Monday, January 23, 2012

Are you guilty? I am.

I had a moment of clarity a few weeks ago and it had impacted the way I plan on teaching. I realized that as I, and other teachers, work with kids in that lab there are lots of things we just expect them to know. We want the kids to type a poem with the right formatting and I would see the teachers, myself included, get so frustrated when the students did not know how to do it.  I then had to stop and think about when do we teach the kids HOW to do this?  I do assignments with MS word in the lab but when do I teach them HOW to use the program?  I did a lesson with the 4th and 5th grade students this month just going over some basic things the kids needed to know.  The next time I had them they the had to type a short document using the formatting tools we had talked about.  I was amazed at how much better the kids did.  I did the same thing with saving to the server and saving as a 97-2003 doc with positive results.

I guess the point I am trying to make is we need to not be blinded by getting our students to use the technology, no matter how basic we think it is, until we teach them HOW to use it. The extra time I took to go over the things we THINK they know will pay off in long run. Now I will not have to tell 25 kids how to indent so we can spend more time on a polished finale product.

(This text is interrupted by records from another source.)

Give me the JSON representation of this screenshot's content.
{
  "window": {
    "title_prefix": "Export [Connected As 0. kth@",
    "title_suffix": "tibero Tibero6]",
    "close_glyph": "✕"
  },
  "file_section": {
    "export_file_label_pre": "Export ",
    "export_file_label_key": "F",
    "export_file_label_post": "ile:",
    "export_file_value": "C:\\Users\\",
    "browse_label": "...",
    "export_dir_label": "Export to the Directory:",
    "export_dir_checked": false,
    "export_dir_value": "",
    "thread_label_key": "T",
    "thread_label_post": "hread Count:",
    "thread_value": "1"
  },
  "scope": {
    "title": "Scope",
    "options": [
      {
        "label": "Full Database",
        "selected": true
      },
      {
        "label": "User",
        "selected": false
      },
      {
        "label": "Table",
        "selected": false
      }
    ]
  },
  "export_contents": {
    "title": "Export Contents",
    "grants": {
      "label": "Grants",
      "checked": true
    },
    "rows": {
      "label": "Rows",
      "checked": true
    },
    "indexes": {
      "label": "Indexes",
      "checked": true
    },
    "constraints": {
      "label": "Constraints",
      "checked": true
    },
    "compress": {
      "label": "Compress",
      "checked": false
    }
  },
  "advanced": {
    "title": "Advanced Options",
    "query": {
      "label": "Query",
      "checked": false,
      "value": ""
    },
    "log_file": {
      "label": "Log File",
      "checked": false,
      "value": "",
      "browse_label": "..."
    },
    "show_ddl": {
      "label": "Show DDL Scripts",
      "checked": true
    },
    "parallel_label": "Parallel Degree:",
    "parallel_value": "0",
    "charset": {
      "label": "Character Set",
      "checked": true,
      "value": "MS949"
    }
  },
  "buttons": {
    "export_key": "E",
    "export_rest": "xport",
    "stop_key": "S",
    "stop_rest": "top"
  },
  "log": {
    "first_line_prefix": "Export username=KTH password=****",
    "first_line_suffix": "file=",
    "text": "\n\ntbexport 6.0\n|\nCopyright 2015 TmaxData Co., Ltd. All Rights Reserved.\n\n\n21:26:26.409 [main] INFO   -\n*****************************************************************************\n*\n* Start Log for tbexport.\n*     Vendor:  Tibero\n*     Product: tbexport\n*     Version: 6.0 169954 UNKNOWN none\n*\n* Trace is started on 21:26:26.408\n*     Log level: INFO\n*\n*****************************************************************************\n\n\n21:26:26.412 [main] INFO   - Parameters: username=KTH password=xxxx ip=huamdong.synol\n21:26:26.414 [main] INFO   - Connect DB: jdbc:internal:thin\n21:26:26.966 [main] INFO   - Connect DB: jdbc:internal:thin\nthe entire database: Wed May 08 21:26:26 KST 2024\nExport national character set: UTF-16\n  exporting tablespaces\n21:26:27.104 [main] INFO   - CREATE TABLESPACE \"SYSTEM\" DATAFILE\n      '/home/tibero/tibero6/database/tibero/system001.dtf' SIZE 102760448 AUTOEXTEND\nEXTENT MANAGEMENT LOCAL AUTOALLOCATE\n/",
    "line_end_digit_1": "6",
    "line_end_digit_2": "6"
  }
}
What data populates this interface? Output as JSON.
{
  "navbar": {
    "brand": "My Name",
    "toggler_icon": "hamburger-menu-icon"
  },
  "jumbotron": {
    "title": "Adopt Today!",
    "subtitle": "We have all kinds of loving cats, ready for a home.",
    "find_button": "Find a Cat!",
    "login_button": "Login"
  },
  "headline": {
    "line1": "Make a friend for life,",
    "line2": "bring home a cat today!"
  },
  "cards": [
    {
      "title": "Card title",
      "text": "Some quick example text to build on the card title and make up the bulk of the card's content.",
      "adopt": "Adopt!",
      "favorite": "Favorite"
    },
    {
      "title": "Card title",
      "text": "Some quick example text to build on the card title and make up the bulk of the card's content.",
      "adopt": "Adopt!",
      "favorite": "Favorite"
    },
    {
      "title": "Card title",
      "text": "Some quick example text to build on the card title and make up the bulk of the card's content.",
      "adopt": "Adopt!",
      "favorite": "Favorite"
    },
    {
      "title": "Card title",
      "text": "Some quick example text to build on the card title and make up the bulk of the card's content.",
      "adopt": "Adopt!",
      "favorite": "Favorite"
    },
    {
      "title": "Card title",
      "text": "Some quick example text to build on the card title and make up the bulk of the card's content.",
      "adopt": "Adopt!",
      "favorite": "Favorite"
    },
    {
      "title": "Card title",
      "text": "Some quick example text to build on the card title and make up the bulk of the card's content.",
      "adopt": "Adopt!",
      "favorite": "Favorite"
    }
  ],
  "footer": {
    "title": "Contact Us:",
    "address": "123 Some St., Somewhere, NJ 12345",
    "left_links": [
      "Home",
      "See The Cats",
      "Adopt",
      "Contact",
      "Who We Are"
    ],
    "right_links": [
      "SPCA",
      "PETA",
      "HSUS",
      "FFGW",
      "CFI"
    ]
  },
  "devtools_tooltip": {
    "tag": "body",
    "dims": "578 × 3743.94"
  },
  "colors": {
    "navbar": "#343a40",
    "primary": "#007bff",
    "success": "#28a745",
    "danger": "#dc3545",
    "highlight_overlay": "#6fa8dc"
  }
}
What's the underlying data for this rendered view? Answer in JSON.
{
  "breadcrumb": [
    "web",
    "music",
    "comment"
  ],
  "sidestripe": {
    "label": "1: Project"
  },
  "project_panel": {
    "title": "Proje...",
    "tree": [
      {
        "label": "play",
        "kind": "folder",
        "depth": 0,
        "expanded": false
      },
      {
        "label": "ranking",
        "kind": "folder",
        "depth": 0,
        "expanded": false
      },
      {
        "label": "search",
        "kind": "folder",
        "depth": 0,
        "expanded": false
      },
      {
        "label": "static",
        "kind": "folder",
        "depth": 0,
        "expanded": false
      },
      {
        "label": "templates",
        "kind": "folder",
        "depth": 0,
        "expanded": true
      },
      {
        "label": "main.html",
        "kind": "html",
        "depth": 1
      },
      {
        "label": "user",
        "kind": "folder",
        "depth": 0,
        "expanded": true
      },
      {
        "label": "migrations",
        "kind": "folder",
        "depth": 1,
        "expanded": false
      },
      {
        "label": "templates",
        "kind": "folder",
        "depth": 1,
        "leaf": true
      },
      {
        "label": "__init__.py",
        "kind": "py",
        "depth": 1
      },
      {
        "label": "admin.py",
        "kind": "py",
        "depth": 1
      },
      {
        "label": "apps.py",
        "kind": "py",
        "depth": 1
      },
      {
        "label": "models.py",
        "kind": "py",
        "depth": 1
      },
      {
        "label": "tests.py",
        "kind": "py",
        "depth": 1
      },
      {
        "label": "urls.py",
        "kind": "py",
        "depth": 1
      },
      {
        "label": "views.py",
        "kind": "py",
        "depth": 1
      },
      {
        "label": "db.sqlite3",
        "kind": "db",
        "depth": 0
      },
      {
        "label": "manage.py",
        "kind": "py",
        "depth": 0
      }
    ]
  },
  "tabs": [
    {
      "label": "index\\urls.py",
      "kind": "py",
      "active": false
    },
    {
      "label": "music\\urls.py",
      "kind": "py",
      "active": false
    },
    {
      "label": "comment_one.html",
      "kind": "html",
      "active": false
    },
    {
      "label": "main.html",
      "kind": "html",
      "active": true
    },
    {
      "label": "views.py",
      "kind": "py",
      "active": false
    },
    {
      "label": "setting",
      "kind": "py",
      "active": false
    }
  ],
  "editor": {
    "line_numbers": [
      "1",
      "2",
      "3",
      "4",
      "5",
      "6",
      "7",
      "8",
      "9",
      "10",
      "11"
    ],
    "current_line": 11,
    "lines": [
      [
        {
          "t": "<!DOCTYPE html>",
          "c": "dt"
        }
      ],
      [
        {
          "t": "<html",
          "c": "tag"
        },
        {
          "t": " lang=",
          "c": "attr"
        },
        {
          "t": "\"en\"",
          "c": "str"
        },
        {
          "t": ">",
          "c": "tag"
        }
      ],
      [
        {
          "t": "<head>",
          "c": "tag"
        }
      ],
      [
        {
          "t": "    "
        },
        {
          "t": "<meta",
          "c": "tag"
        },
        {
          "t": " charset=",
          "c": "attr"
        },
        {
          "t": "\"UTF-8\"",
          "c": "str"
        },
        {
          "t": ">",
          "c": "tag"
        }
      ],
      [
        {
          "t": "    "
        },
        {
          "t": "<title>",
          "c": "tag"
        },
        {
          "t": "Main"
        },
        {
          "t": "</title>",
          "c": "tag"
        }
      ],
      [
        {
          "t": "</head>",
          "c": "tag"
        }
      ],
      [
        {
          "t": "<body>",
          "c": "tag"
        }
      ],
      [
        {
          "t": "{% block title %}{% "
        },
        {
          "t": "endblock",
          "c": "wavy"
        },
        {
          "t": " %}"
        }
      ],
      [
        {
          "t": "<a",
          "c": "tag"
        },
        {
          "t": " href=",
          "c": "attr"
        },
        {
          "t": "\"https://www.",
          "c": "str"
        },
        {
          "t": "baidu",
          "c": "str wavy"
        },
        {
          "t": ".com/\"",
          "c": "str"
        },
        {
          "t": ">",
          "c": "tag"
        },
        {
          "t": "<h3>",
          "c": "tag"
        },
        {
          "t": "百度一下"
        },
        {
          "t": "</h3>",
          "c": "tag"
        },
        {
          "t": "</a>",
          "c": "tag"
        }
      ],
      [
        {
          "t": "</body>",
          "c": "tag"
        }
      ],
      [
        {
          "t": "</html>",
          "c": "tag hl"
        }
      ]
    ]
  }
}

This is the same problem teachers all over the country run into when they get new technology and get no instruction on how to use it.  Without training the technol is underutilized, if utilized at all, but the teacher is still expected to be making full use of the technology provided.  This is a no win situation for everyone but it is the same situation I see us putting our students in every day.  We cannot assume what they know....we need to teach them what they need to know.

Bring on the DARE reports, famous Missourian projects, and counting books because we know HOW to use MS word!!!!

1 comment:

  1. Even the most powerful, most expensive and most up to date computers turn to paperweights in time. It not the technology that we have available to us but the manner in which we use it.